Members of the Islamic faith gather at the Cavan Islamic Cultural Centre to celebrate the holy festival of Eid al-Adha.

Islamic community celebrate religious festival of Eid

The temperature, the clear blue sky and the mellifluous hum of the Muslim prayers intoned in the Cavan Islamic Cultural Centre bring an North African flavour to Gortnakesh. The holy festival of Eid al-Adha, also known as the ‘festival of sacrifice’ or Greater Eid, has brought a throng to the local Islamic place of worship. The carpark is full as the devout gather to celebrated the 10th day of Dhu al-Hijjah, the 12th month of the Islamic or lunar calendar. Also known as Eid Qurban or Qurban Bayarami, it marks the end of the annual Hajj pilgrimage.

Hamaad Sajid explains the significance of the ceremony: “It’s one of the two most important religious festivals we have in the year. Eid al-Adha is the Arabic for festival of sacrifice. It is the latter of the two official holidays celebrated in Islam. It honours the willingness of the prophet Abraham to sacrifice his son Ishmael as an act of obedience to Gods command. Before Abraham could sacrifice his son, God provided him with a lamb to sacrifice instead.
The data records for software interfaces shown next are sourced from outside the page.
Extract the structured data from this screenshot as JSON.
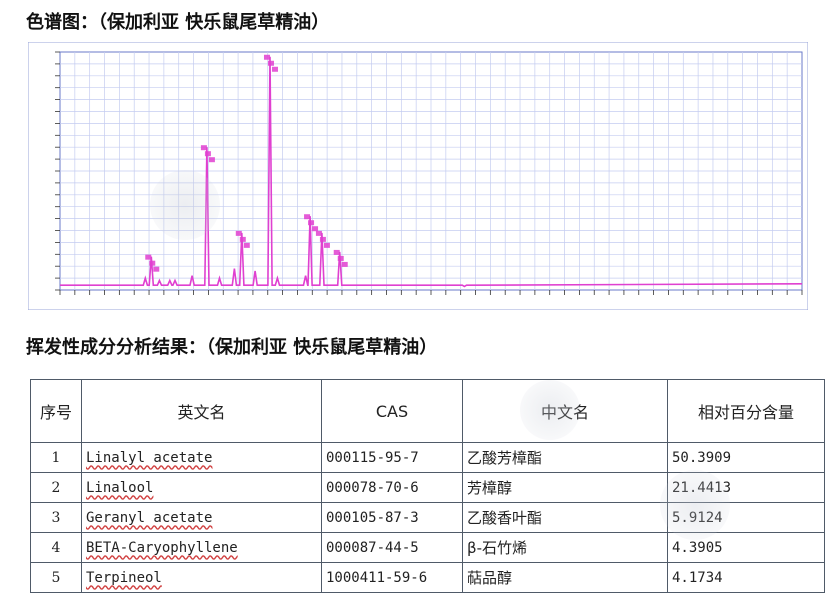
{
  "chart_title": "色谱图：（保加利亚 快乐鼠尾草精油）",
  "results_title": "挥发性成分分析结果：（保加利亚 快乐鼠尾草精油）",
  "colors": {
    "signal": "#e040d0",
    "grid": "#c4ccf0",
    "frame": "#6a7ac8",
    "table_border": "#4f5a68"
  },
  "chart_data": {
    "type": "line",
    "title": "",
    "xlabel": "",
    "ylabel": "",
    "xlim": [
      0,
      100
    ],
    "ylim": [
      0,
      100
    ],
    "grid": true,
    "baseline": 2,
    "peaks": [
      {
        "x": 11.5,
        "y": 5
      },
      {
        "x": 12.3,
        "y": 14
      },
      {
        "x": 13.4,
        "y": 4
      },
      {
        "x": 14.8,
        "y": 4
      },
      {
        "x": 15.5,
        "y": 4
      },
      {
        "x": 17.8,
        "y": 6
      },
      {
        "x": 19.8,
        "y": 60
      },
      {
        "x": 21.5,
        "y": 5
      },
      {
        "x": 23.5,
        "y": 9
      },
      {
        "x": 24.5,
        "y": 24
      },
      {
        "x": 26.3,
        "y": 8
      },
      {
        "x": 28.3,
        "y": 98
      },
      {
        "x": 29.3,
        "y": 5
      },
      {
        "x": 33.1,
        "y": 6
      },
      {
        "x": 33.7,
        "y": 31
      },
      {
        "x": 35.3,
        "y": 24
      },
      {
        "x": 37.7,
        "y": 16
      },
      {
        "x": 54.5,
        "y": 1.5
      }
    ]
  },
  "table": {
    "headers": [
      "序号",
      "英文名",
      "CAS",
      "中文名",
      "相对百分含量"
    ],
    "rows": [
      {
        "idx": "1",
        "en": "Linalyl acetate",
        "cas": "000115-95-7",
        "zh": "乙酸芳樟酯",
        "pct": "50.3909"
      },
      {
        "idx": "2",
        "en": "Linalool",
        "cas": "000078-70-6",
        "zh": "芳樟醇",
        "pct": "21.4413"
      },
      {
        "idx": "3",
        "en": "Geranyl acetate",
        "cas": "000105-87-3",
        "zh": "乙酸香叶酯",
        "pct": "5.9124"
      },
      {
        "idx": "4",
        "en": "BETA-Caryophyllene",
        "cas": "000087-44-5",
        "zh": "β-石竹烯",
        "pct": "4.3905"
      },
      {
        "idx": "5",
        "en": "Terpineol",
        "cas": "1000411-59-6",
        "zh": "萜品醇",
        "pct": "4.1734"
      }
    ]
  }
}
It also marks the end of the annual pilgrimage to Mecca,” he tells.

Hamaad says the community of his religious faith has been growing in recent times: “It has evolved over the years. I was born and bred in Cavan. Through the year I have seen a huge increase in numbers and, Alhamdulillah, thanks to God we now have our own mosque here in Cavan.”
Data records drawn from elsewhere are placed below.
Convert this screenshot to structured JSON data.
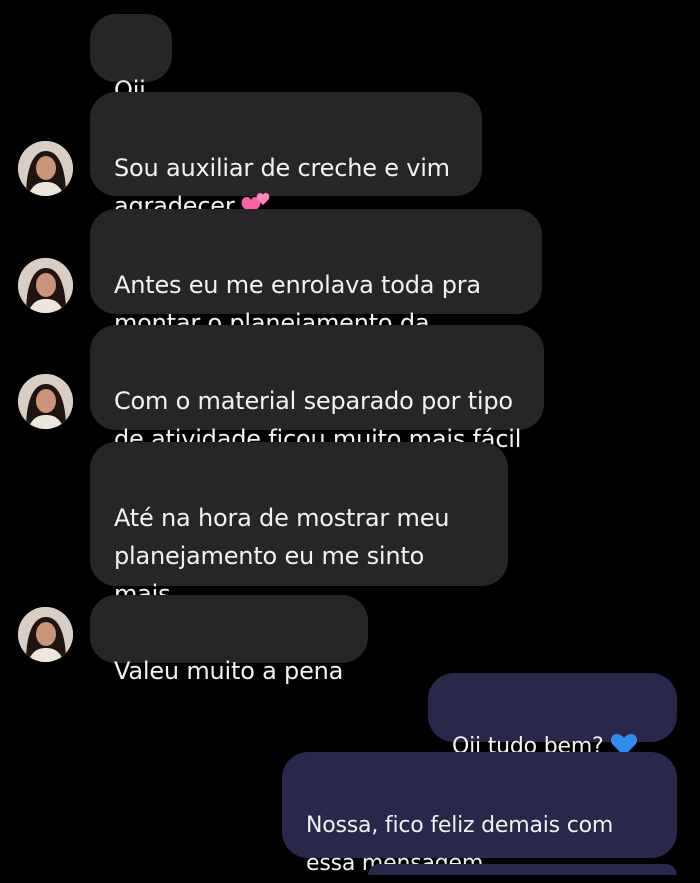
{
  "chat": {
    "incoming": [
      {
        "text": "Oii"
      },
      {
        "text": "Sou auxiliar de creche e vim\nagradecer"
      },
      {
        "text": "Antes eu me enrolava toda pra\nmontar o planejamento da semana"
      },
      {
        "text": "Com o material separado por tipo\nde atividade ficou muito mais fácil"
      },
      {
        "text": "Até na hora de mostrar meu\nplanejamento eu me sinto mais\nsegura"
      },
      {
        "text": "Valeu muito a pena"
      }
    ],
    "outgoing": [
      {
        "text": "Oii tudo bem?"
      },
      {
        "text": "Nossa, fico feliz demais com\nessa mensagem"
      }
    ],
    "emojis": {
      "two_hearts": "two-hearts-icon",
      "blue_heart": "blue-heart-icon"
    }
  },
  "colors": {
    "background": "#000000",
    "incoming_bubble": "#262628",
    "outgoing_bubble": "#27284a",
    "text": "#f2f2f2",
    "blue_heart": "#2f8cf0",
    "pink_heart": "#ff5fa8"
  }
}
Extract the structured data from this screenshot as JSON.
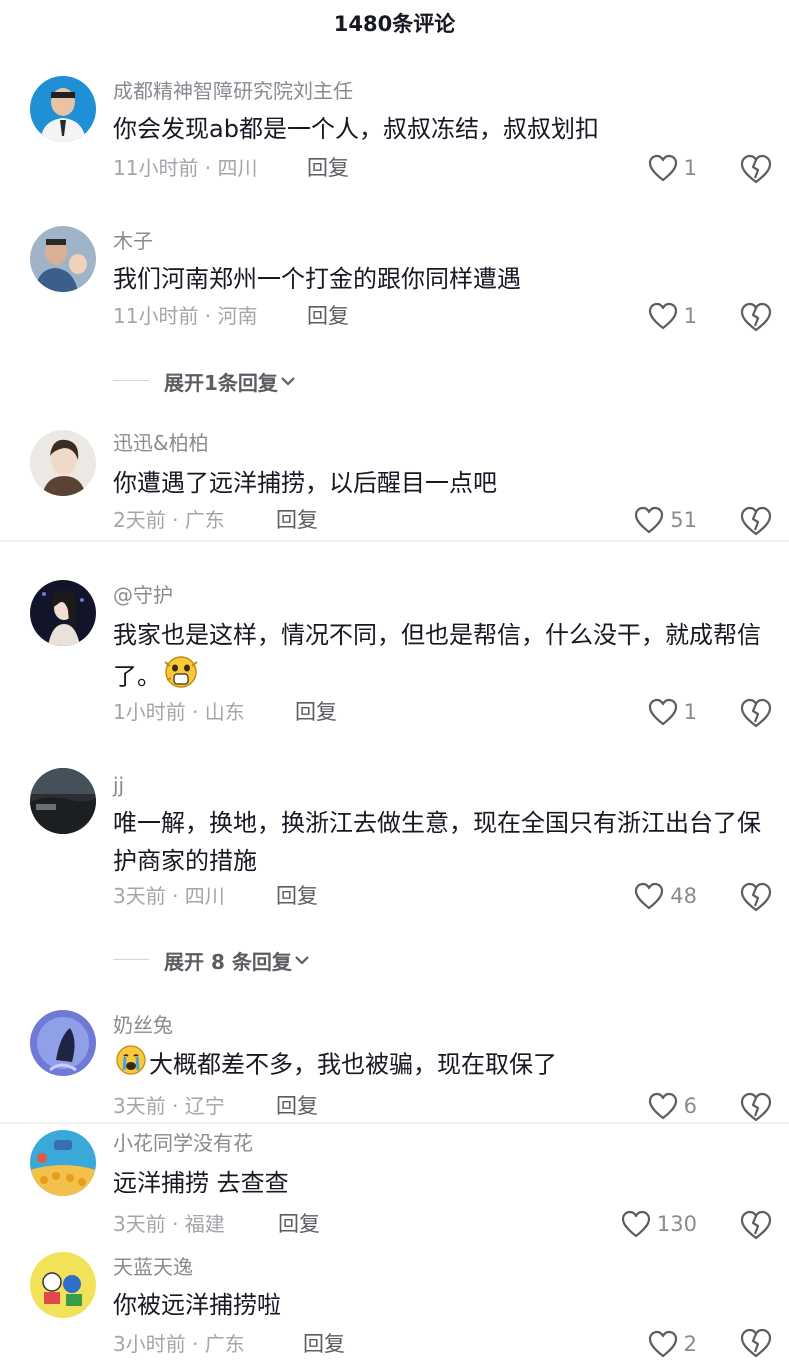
{
  "header": {
    "title": "1480条评论"
  },
  "comments": [
    {
      "name": "成都精神智障研究院刘主任",
      "text": "你会发现ab都是一个人，叔叔冻结，叔叔划扣",
      "meta": "11小时前 · 四川",
      "reply": "回复",
      "likes": "1"
    },
    {
      "name": "木子",
      "text": "我们河南郑州一个打金的跟你同样遭遇",
      "meta": "11小时前 · 河南",
      "reply": "回复",
      "likes": "1"
    },
    {
      "name": "迅迅&柏柏",
      "text": "你遭遇了远洋捕捞，以后醒目一点吧",
      "meta": "2天前 · 广东",
      "reply": "回复",
      "likes": "51"
    },
    {
      "name": "@守护",
      "text": "我家也是这样，情况不同，但也是帮信，什么没干，就成帮信了。",
      "meta": "1小时前 · 山东",
      "reply": "回复",
      "likes": "1"
    },
    {
      "name": "jj",
      "text": "唯一解，换地，换浙江去做生意，现在全国只有浙江出台了保护商家的措施",
      "meta": "3天前 · 四川",
      "reply": "回复",
      "likes": "48"
    },
    {
      "name": "奶丝兔",
      "text": "大概都差不多，我也被骗，现在取保了",
      "meta": "3天前 · 辽宁",
      "reply": "回复",
      "likes": "6"
    },
    {
      "name": "小花同学没有花",
      "text": "远洋捕捞 去查查",
      "meta": "3天前 · 福建",
      "reply": "回复",
      "likes": "130"
    },
    {
      "name": "天蓝天逸",
      "text": "你被远洋捕捞啦",
      "meta": "3小时前 · 广东",
      "reply": "回复",
      "likes": "2"
    }
  ],
  "expand_replies": [
    {
      "label": "展开1条回复"
    },
    {
      "label": "展开 8 条回复"
    }
  ],
  "icons": {
    "like": "heart-outline-icon",
    "dislike": "broken-heart-icon",
    "expand": "chevron-down-icon"
  },
  "colors": {
    "text": "#161823",
    "secondary": "#8a8b91",
    "meta": "#a4a5aa"
  }
}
An outside observer of the Islamic celebration would be struck by the segregation of men and women: “In the faith women can read or celebrate this festival at home. As our place of worship has grown, we are able to accommodate them here as well. There is a male and female side of the mosque,” Hamaad explains.

After the Eid prayer, families will get together and visit each other, and children will get gifts - called Eidi.